In 1988 the central government launched the Gypsy Development Programme, which was reviewed in 2002. The Roma community was consulted to a greater extent for the review than for the original programme.
The Roma/Gypsies are not a united group. The mainstream community regards all as gitanos. But some gitanos deny that hungaros are the same ethnic group as themselves. Since the 1980s re-housing programmes, many hungaros have become settled 'gitanos', but the poverty and social exclusion which they have experienced for centuries has not been eradicated.
A study on employment by the Fundación Secretariado Gitano in 2005 found that slightly over seven out of ten Roma age 16 and over (71.2%) in a target population of 475,000 do not complete primary school education. Close to a fifth of this age group (18.4%) cannot read or write. The level of illiteracy is higher for women and worse in smaller towns and communities. The study also found a correlation between the low level of educational achievement and poor health, although the vast majority of those interviewed claimed to be in good health. Unemployment among the Roma is slightly higher than that of the general Spanish population, and Roma youth unemployment is particularly high. The Roma population is younger than the Spanish average. Roma in work are more likely than other Spaniards to be engaged in part-time and fixed-term contract work.

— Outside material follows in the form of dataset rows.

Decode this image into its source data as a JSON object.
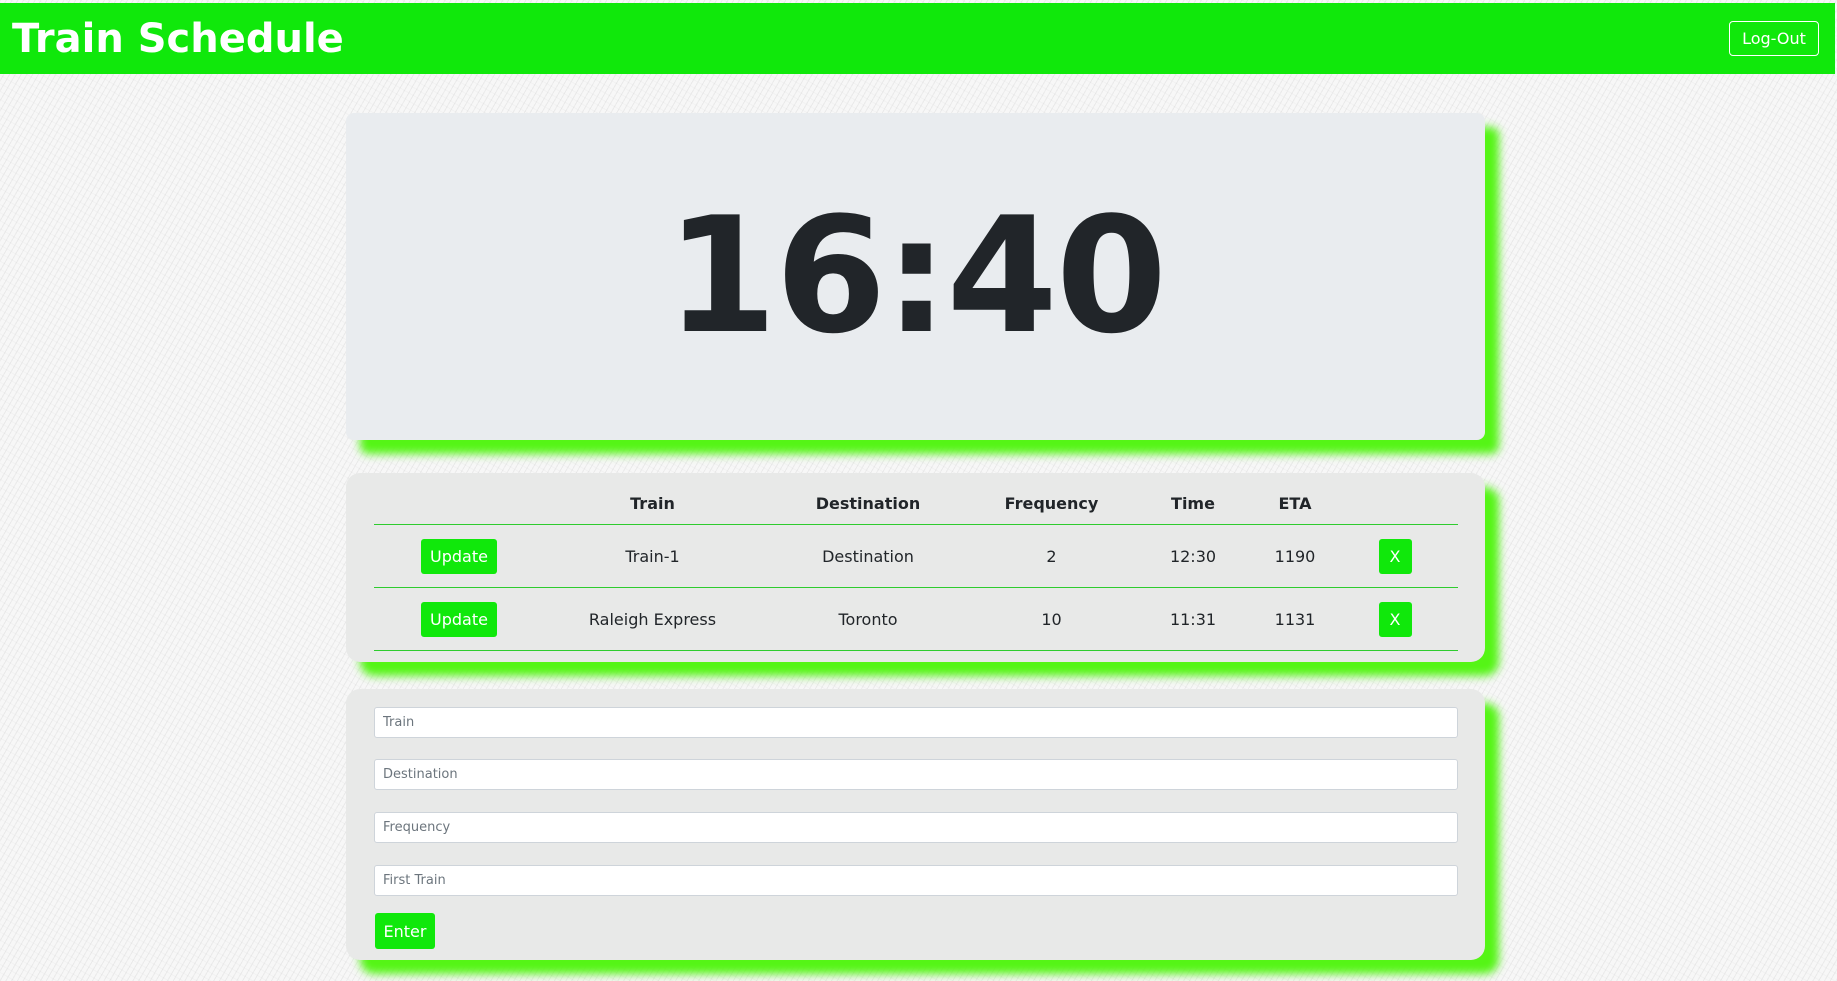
{
  "navbar": {
    "title": "Train Schedule",
    "logout_label": "Log-Out",
    "accent_color": "#10e80b"
  },
  "clock": {
    "time": "16:40"
  },
  "schedule": {
    "headers": [
      "",
      "Train",
      "Destination",
      "Frequency",
      "Time",
      "ETA",
      ""
    ],
    "update_label": "Update",
    "remove_label": "X",
    "rows": [
      {
        "train": "Train-1",
        "destination": "Destination",
        "frequency": "2",
        "time": "12:30",
        "eta": "1190"
      },
      {
        "train": "Raleigh Express",
        "destination": "Toronto",
        "frequency": "10",
        "time": "11:31",
        "eta": "1131"
      }
    ]
  },
  "form": {
    "train_placeholder": "Train",
    "destination_placeholder": "Destination",
    "frequency_placeholder": "Frequency",
    "first_train_placeholder": "First Train",
    "train_value": "",
    "destination_value": "",
    "frequency_value": "",
    "first_train_value": "",
    "submit_label": "Enter"
  }
}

Part-timers account for 42 per cent and those on fixed-term contracts 71 per cent of employed Roma. The main occupations of the Roma – mobile trading, shop work, construction, seasonal agriculture and hotel and restaurant work – are precarious. Just under half of those interviewed considered that they were discriminated against in employment, housing and education, while just over half said they had experienced no discrimination in any of these situations.
However, the Fundación Secretariado Gitano detailed 137 cases of discrimination in employment, education, housing, health care, legal procedures, the media and by the police in its 2005 report.
The European Committee against Racism and Intolerance (ECRI) noted in 2005 that the annual budget for the Gypsy Development Programme, at €3.3 million a year, was low. There are other funds and specific projects for the Roma under the National Action Plan on Social Exclusion.
ECRI also noted the lack of data on the ethnic origin of school children and of housing occupancy. This makes it difficult to assess problems and solutions in education and housing. The 2002 Law on the Quality of Education attempts to better distribute children with special needs in the state schools and publicly funded private schools. But non-governmental organizations noted discrimination against Roma children, which ECRI urged the authorities to address through parent teacher associations. NGOs have also noted discrimination in employment and housing. Around 7 per cent of Roma are reckoned to be living in substandard housing. Segregation and overcrowding, discrimination in access to private housing, discrimination in access to health care and violent attacks on Roma are other problems noted by the ECRI report.
The government's Gypsy Development Programme has an Education Commission to carry out educational initiatives. From 2001 these have included recommendations to include elements of Gypsy culture in primary education curricula, to distribute Gypsy educational materials and to develop intercultural mediator training programmes. The departments of education of the autonomous communities also fund training and job promotion under their social guarantee programmes to support students over 16 who have not achieved the main objectives of compulsory secondary education. The regional governments of the Canary Islands and Valencia make explicit reference to the Gypsy population and culture in their education laws.